Required action:
Search the data below, and report every line in which "Тест" occurs.

Given data:
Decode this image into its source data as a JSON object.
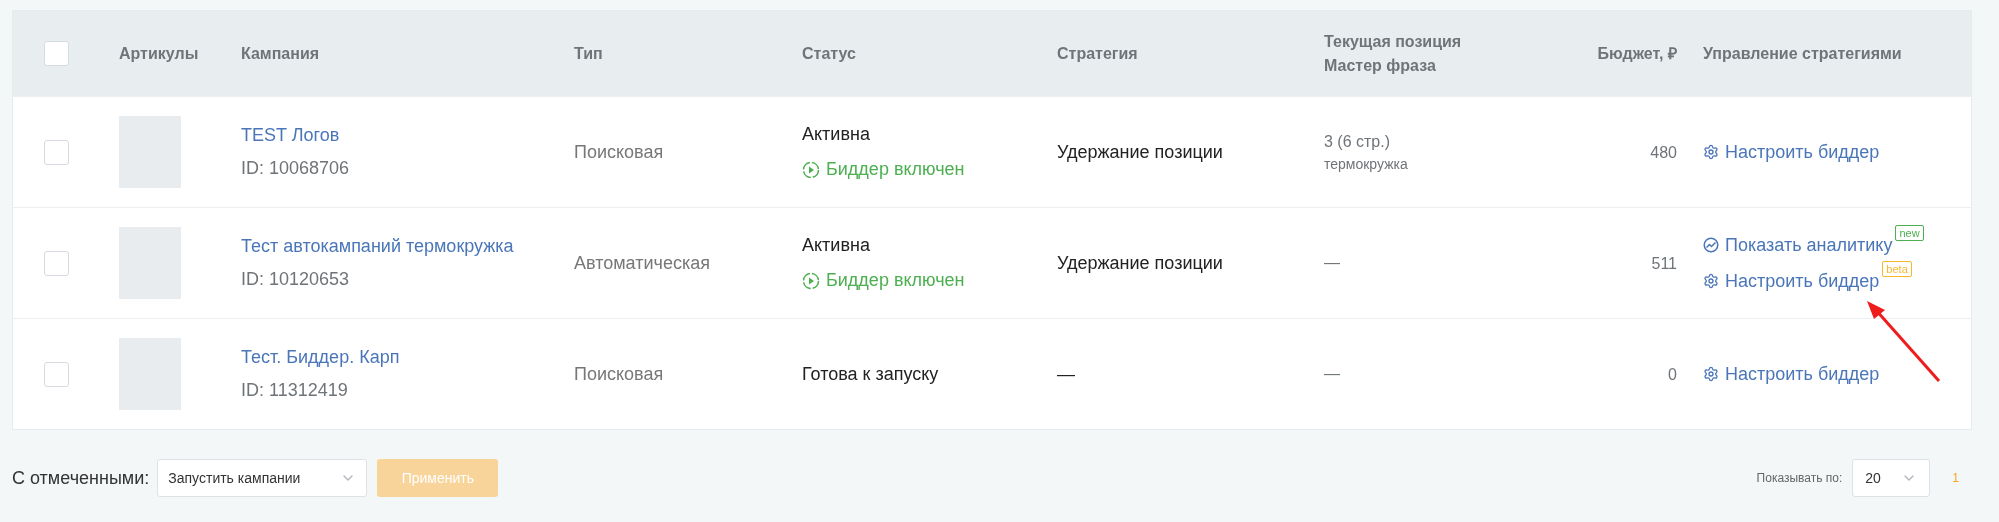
{
  "table": {
    "select_all": {
      "checked": false
    },
    "columns": [
      "Артикулы",
      "Кампания",
      "Тип",
      "Статус",
      "Стратегия",
      "Текущая позиция\nМастер фраза",
      "Бюджет, ₽",
      "Управление стратегиями"
    ],
    "rows": [
      {
        "checked": false,
        "campaign": "TEST Логов",
        "id": "ID: 10068706",
        "type": "Поисковая",
        "status": "Активна",
        "bidder": "Биддер включен",
        "strategy": "Удержание позиции",
        "position": "3 (6 стр.)",
        "phrase": "термокружка",
        "budget": "480",
        "actions": [
          {
            "kind": "settings",
            "label": "Настроить биддер"
          }
        ]
      },
      {
        "checked": false,
        "campaign": "Тест автокампаний термокружка",
        "id": "ID: 10120653",
        "type": "Автоматическая",
        "status": "Активна",
        "bidder": "Биддер включен",
        "strategy": "Удержание позиции",
        "position": "—",
        "budget": "511",
        "actions": [
          {
            "kind": "analytics",
            "label": "Показать аналитику",
            "badge": {
              "text": "new",
              "color": "#4caf50"
            }
          },
          {
            "kind": "settings",
            "label": "Настроить биддер",
            "badge": {
              "text": "beta",
              "color": "#f5b82e"
            }
          }
        ]
      },
      {
        "checked": false,
        "campaign": "Тест. Биддер. Карп",
        "id": "ID: 11312419",
        "type": "Поисковая",
        "status": "Готова к запуску",
        "strategy": "—",
        "position": "—",
        "budget": "0",
        "actions": [
          {
            "kind": "settings",
            "label": "Настроить биддер"
          }
        ]
      }
    ]
  },
  "annotation": {
    "kind": "arrow"
  },
  "footer": {
    "bulk_label": "С отмеченными:",
    "bulk_action": "Запустить кампании",
    "apply": {
      "label": "Применить",
      "disabled": true
    },
    "page_size_label": "Показывать по:",
    "page_size": "20",
    "pages": [
      {
        "label": "1",
        "selected": true
      }
    ]
  }
}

Problem solution:
        "campaign": "Тест автокампаний термокружка",
        "campaign": "Тест. Биддер. Карп",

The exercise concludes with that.